## DATA
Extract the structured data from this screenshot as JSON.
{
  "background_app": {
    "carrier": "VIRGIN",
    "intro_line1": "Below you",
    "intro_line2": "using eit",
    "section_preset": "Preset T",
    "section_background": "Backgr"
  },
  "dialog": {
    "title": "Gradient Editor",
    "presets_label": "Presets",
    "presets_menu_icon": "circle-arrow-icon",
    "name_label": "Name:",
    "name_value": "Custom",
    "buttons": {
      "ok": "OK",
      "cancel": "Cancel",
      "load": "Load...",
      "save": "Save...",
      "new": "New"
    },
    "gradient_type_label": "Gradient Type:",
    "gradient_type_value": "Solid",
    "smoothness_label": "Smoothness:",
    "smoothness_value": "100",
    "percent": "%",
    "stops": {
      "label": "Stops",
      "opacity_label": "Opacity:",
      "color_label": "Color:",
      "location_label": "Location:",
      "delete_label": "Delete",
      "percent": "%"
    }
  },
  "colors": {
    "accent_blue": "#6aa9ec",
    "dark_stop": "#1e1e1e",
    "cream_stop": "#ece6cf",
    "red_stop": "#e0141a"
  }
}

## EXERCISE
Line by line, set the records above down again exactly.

## SOLUTION FOR THIS EXERCISE
Extract the structured data from this screenshot as JSON.
{
  "background_app": {
    "carrier": "VIRGIN",
    "intro_line1": "Below you",
    "intro_line2": "using eit",
    "section_preset": "Preset T",
    "section_background": "Backgr"
  },
  "dialog": {
    "title": "Gradient Editor",
    "presets_label": "Presets",
    "presets_menu_icon": "circle-arrow-icon",
    "name_label": "Name:",
    "name_value": "Custom",
    "buttons": {
      "ok": "OK",
      "cancel": "Cancel",
      "load": "Load...",
      "save": "Save...",
      "new": "New"
    },
    "gradient_type_label": "Gradient Type:",
    "gradient_type_value": "Solid",
    "smoothness_label": "Smoothness:",
    "smoothness_value": "100",
    "percent": "%",
    "stops": {
      "label": "Stops",
      "opacity_label": "Opacity:",
      "color_label": "Color:",
      "location_label": "Location:",
      "delete_label": "Delete",
      "percent": "%"
    }
  },
  "colors": {
    "accent_blue": "#6aa9ec",
    "dark_stop": "#1e1e1e",
    "cream_stop": "#ece6cf",
    "red_stop": "#e0141a"
  }
}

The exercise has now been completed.